To that end, an NSF-funded $21 million initiative called Southern Ocean Carbon and Climate Observations and Modeling (SOCCOM) run by Princeton University, and including Climate Central, MBARI, Scripps, University of Washington, University of Arizona and others, was launched in 2014 with the goal of deploying over a six-year period a fleet of autonomous, robotic floats, capable of observing the Southern Ocean (for the first time) year-round and across the entire expanse. 

Photos & video of the deployments can be accessed through the SOCCOM Project Flickr. And follow the latest float deployment action at SOCCOM at SEA


Changes in Ocean Productivity
Antarctic Circumpolar Current
Heat Uptake
Under the Ice: Float Software
Southern Ocean and CO2
Ocean Acidification


SOCCOM is partnering with teachers and classrooms across the country to inspire and educate students on the Southern Ocean through its pilot “Adopt-a-Float” initiative. This new effort creates a unique opportunity for elementary and secondary-school students to engage directly with SOCCOM scientists through classroom visits and webinars. Students are also given the opportunity to name SOCCOM floats and access float data in real-time.
SOCCOM’s Broader Impacts team identifies science teachers interested in oceanography and pairs them with SOCCOM scientists scheduled to deploy floats in the Southern Ocean.
Are you an educator interested in adopting a float? Contact us to get involved!


Check out our Google Hangouts with the SOCCOM scientists as they discuss various aspects of the project’s research.


What is a Float?

Long, cylindrical tubes with the ability to sample temperature,salinity, and pressure at various depths. Floats control their own buoyancy, and thus their vertical position, but otherwise move freely with the currents of the ocean waters. More info available here: What’s a Float (PDF)

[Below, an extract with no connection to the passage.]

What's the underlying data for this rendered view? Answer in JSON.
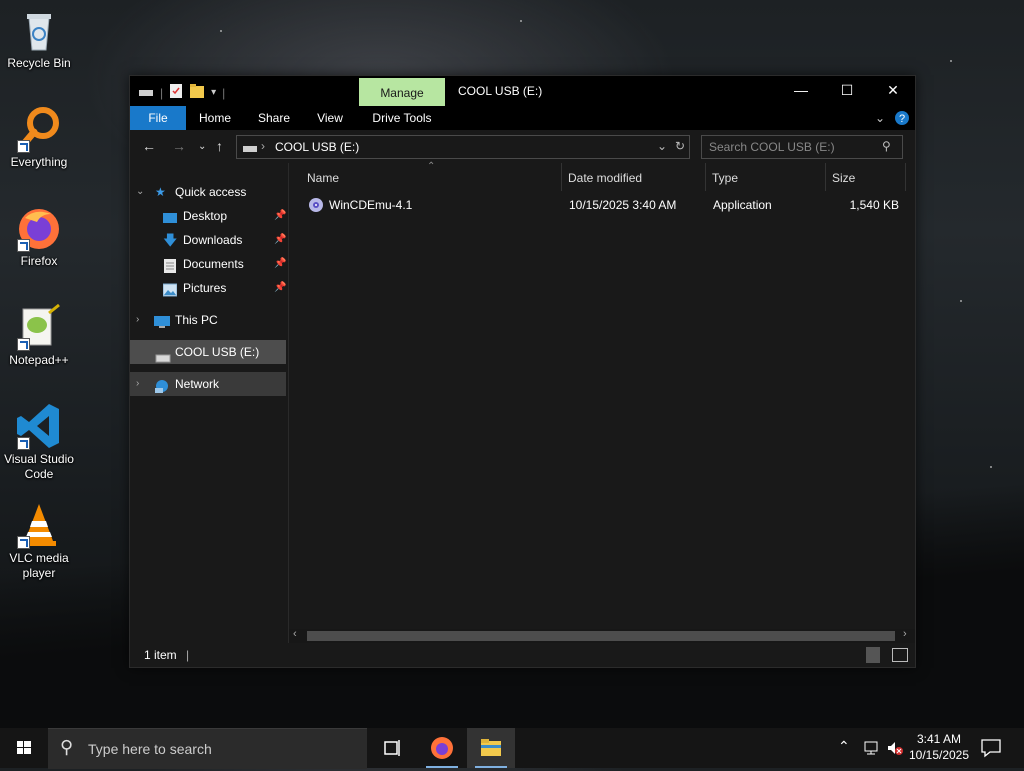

Testing the Floats

In this video, follow SOCCOM scientists as they test new technology in SOCCOM floats.

Deploying the Floats

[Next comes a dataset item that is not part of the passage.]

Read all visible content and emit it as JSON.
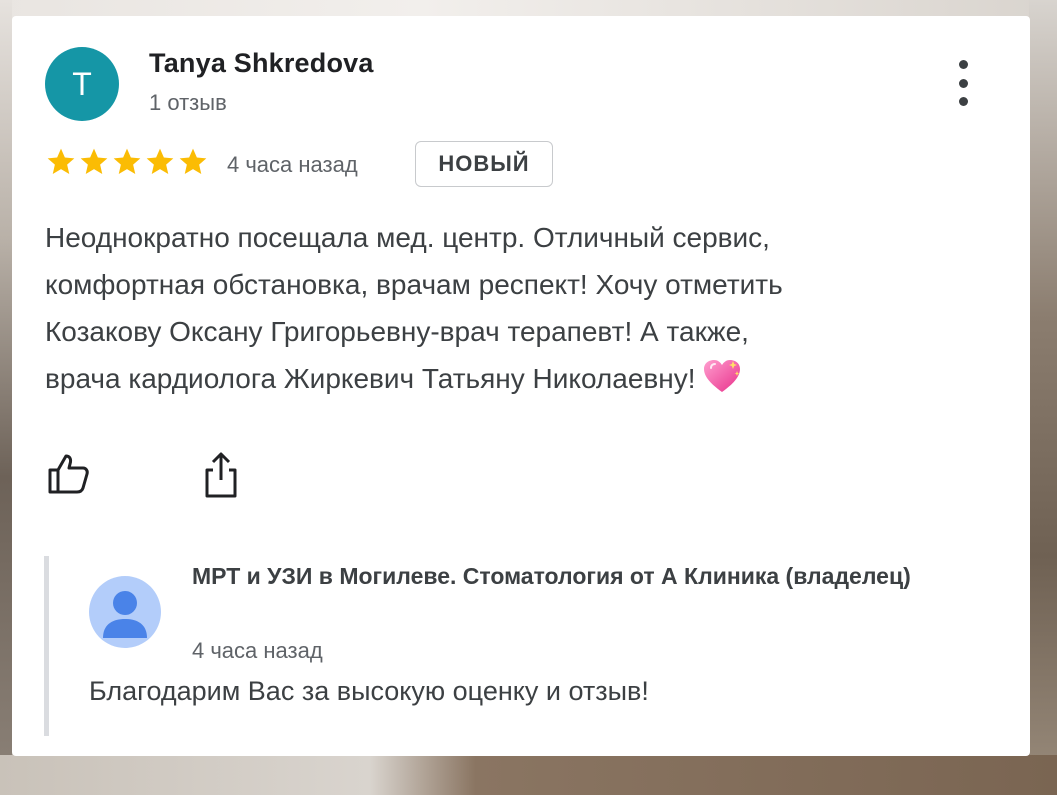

Scientists aboard research ships have chronicled their experiences deploying the individual floats in these cruise blogs:

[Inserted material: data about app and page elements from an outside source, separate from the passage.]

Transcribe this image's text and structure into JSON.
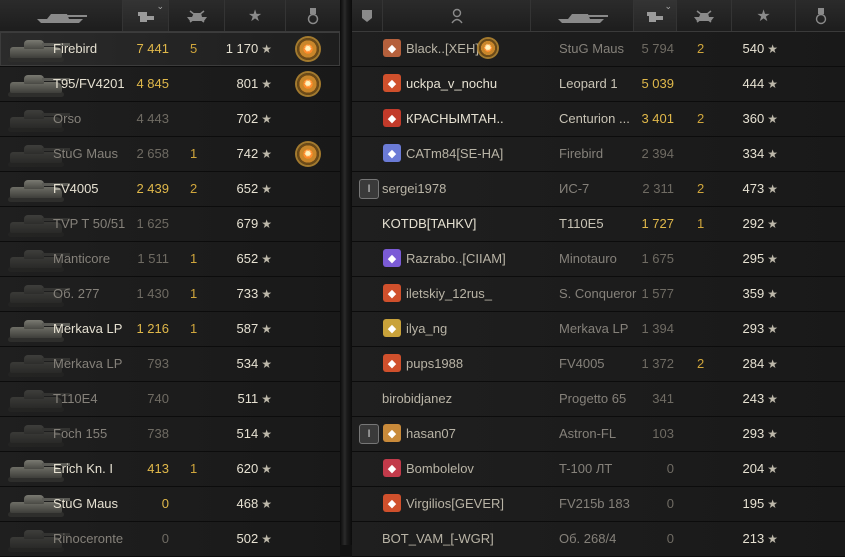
{
  "left_header": {
    "cols": [
      {
        "id": "tank",
        "icon": "tank-icon"
      },
      {
        "id": "damage",
        "icon": "damage-icon",
        "sorted": true
      },
      {
        "id": "kills",
        "icon": "destroyed-tank-icon"
      },
      {
        "id": "score",
        "icon": "star-icon",
        "glyph": "★"
      },
      {
        "id": "medal",
        "icon": "medal-icon"
      }
    ]
  },
  "right_header": {
    "cols": [
      {
        "id": "platoon",
        "icon": "platoon-icon"
      },
      {
        "id": "player",
        "icon": "player-icon"
      },
      {
        "id": "tank",
        "icon": "tank-icon"
      },
      {
        "id": "damage",
        "icon": "damage-icon",
        "sorted": true
      },
      {
        "id": "kills",
        "icon": "destroyed-tank-icon"
      },
      {
        "id": "score",
        "icon": "star-icon",
        "glyph": "★"
      },
      {
        "id": "medal",
        "icon": "medal-icon"
      }
    ]
  },
  "left_rows": [
    {
      "tank": "Firebird",
      "damage": "7 441",
      "kills": "5",
      "score": "1 170",
      "medal": true,
      "self": true,
      "alive": true
    },
    {
      "tank": "T95/FV4201",
      "damage": "4 845",
      "kills": "",
      "score": "801",
      "medal": true,
      "alive": true
    },
    {
      "tank": "Orso",
      "damage": "4 443",
      "kills": "",
      "score": "702",
      "alive": false
    },
    {
      "tank": "StuG Maus",
      "damage": "2 658",
      "kills": "1",
      "score": "742",
      "medal": true,
      "alive": false
    },
    {
      "tank": "FV4005",
      "damage": "2 439",
      "kills": "2",
      "score": "652",
      "alive": true
    },
    {
      "tank": "TVP T 50/51",
      "damage": "1 625",
      "kills": "",
      "score": "679",
      "alive": false
    },
    {
      "tank": "Manticore",
      "damage": "1 511",
      "kills": "1",
      "score": "652",
      "alive": false
    },
    {
      "tank": "Об. 277",
      "damage": "1 430",
      "kills": "1",
      "score": "733",
      "alive": false
    },
    {
      "tank": "Merkava LP",
      "damage": "1 216",
      "kills": "1",
      "score": "587",
      "alive": true
    },
    {
      "tank": "Merkava LP",
      "damage": "793",
      "kills": "",
      "score": "534",
      "alive": false
    },
    {
      "tank": "T110E4",
      "damage": "740",
      "kills": "",
      "score": "511",
      "alive": false
    },
    {
      "tank": "Foch 155",
      "damage": "738",
      "kills": "",
      "score": "514",
      "alive": false
    },
    {
      "tank": "Erich Kn. I",
      "damage": "413",
      "kills": "1",
      "score": "620",
      "alive": true
    },
    {
      "tank": "StuG Maus",
      "damage": "0",
      "kills": "",
      "score": "468",
      "alive": true
    },
    {
      "tank": "Rinoceronte",
      "damage": "0",
      "kills": "",
      "score": "502",
      "alive": false
    }
  ],
  "right_rows": [
    {
      "player": "Black..[XEH]",
      "clan": "clan-emblem-icon",
      "clan_color": "#b5603c",
      "tank": "StuG Maus",
      "damage": "5 794",
      "kills": "2",
      "score": "540",
      "medal": "rank-badge-icon",
      "alive": false
    },
    {
      "player": "uckpa_v_nochu",
      "clan": "diamond-emblem-icon",
      "clan_color": "#d0502c",
      "tank": "Leopard 1",
      "damage": "5 039",
      "kills": "",
      "score": "444",
      "alive": true
    },
    {
      "player": "КРАСНЫМТАН..",
      "clan": "flower-emblem-icon",
      "clan_color": "#c23a2a",
      "tank": "Centurion ...",
      "damage": "3 401",
      "kills": "2",
      "score": "360",
      "alive": true
    },
    {
      "player": "CATm84[SE-HA]",
      "clan": "snowflake-emblem-icon",
      "clan_color": "#6b7bd6",
      "tank": "Firebird",
      "damage": "2 394",
      "kills": "",
      "score": "334",
      "alive": false
    },
    {
      "player": "sergei1978",
      "clan": "platoon-badge-icon",
      "clan_color": "#7a7a7a",
      "tank": "ИС-7",
      "damage": "2 311",
      "kills": "2",
      "score": "473",
      "alive": false,
      "platoon": true
    },
    {
      "player": "KOTDB[TAHKV]",
      "clan": "",
      "clan_color": "",
      "tank": "T110E5",
      "damage": "1 727",
      "kills": "1",
      "score": "292",
      "alive": true
    },
    {
      "player": "Razrabo..[CIIAM]",
      "clan": "sword-emblem-icon",
      "clan_color": "#7b5bd6",
      "tank": "Minotauro",
      "damage": "1 675",
      "kills": "",
      "score": "295",
      "alive": false
    },
    {
      "player": "iletskiy_12rus_",
      "clan": "diamond-emblem-icon",
      "clan_color": "#d0502c",
      "tank": "S. Conqueror",
      "damage": "1 577",
      "kills": "",
      "score": "359",
      "alive": false
    },
    {
      "player": "ilya_ng",
      "clan": "shield-emblem-icon",
      "clan_color": "#c9a23a",
      "tank": "Merkava LP",
      "damage": "1 394",
      "kills": "",
      "score": "293",
      "alive": false
    },
    {
      "player": "pups1988",
      "clan": "diamond-emblem-icon",
      "clan_color": "#d0502c",
      "tank": "FV4005",
      "damage": "1 372",
      "kills": "2",
      "score": "284",
      "alive": false
    },
    {
      "player": "birobidjanez",
      "clan": "",
      "clan_color": "",
      "tank": "Progetto 65",
      "damage": "341",
      "kills": "",
      "score": "243",
      "alive": false
    },
    {
      "player": "hasan07",
      "clan": "crown-emblem-icon",
      "clan_color": "#c98a3a",
      "tank": "Astron-FL",
      "damage": "103",
      "kills": "",
      "score": "293",
      "alive": false,
      "platoon": true
    },
    {
      "player": "Bombolelov",
      "clan": "eye-emblem-icon",
      "clan_color": "#c23a4a",
      "tank": "T-100 ЛТ",
      "damage": "0",
      "kills": "",
      "score": "204",
      "alive": false
    },
    {
      "player": "Virgilios[GEVER]",
      "clan": "diamond-emblem-icon",
      "clan_color": "#d0502c",
      "tank": "FV215b 183",
      "damage": "0",
      "kills": "",
      "score": "195",
      "alive": false
    },
    {
      "player": "BOT_VAM_[-WGR]",
      "clan": "",
      "clan_color": "",
      "tank": "Об. 268/4",
      "damage": "0",
      "kills": "",
      "score": "213",
      "alive": false
    }
  ]
}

Setting Sail

Setting Sail for the Southern Ocean: Hannah Zanowski prepares to set sail for the Southern Ocean aboard the R/V Polarstern.

Data from the Floats

Access the freely available data from the SOCCOM floats in the Southern Ocean via this Data Portal.

Instructions for Using the Data Portal >>


An Earth System Model (ESM) is a computer code that uses the mathematics and physics of fluid motion and thermodynamics to predict the Earth’s temperature, winds and currents, moisture and/or salinity and pressure in the atmosphere and ocean. These climate models simulate the atmosphere, the ocean, sea, ice, the land surface and the vegetation on land and the biogeochemistry of the ocean.

SOCCOM scientists are studying several different ESM simulations run by supercomputers at the Geophysical Fluid Dynamics Laboratory (GFDL) and other modeling centers around the world. The scientists are then able to evaluate the models using measurements obtained from floats and satellites.

Carbon Systems Algorithms

Using these Carbon Systems Algorithms, scientists can predict parameters in the Southern Ocean including temperature, oxygen, salinity, pressure, and nitrate using data from two hydrographic surveys that were conducted in the Southern Ocean in the spring of 2011 and 2014. Scientists apply these algorithms to floats in the Pacific Sector and evaluate the measured vs. the modeled acidity.

Southern Ocean State Estimate (SOSE)

SOSE is a general circulation model and is being produced by Matthew Mazloff as part of the Estimating the Circulation and Climate of the Ocean or ECCO consortium.

Results of SOSE are freely available for scientific, bona fide, not-for-profit research only.

Observing System Simulation Experiments

Observing System Simulation Experiments use the Hybrid Coordinate Ocean Model (HYCOM) and GFDL’s GM2.6 climate model to interpret data and develop analysis and observing techniques in the Earth’s oceans.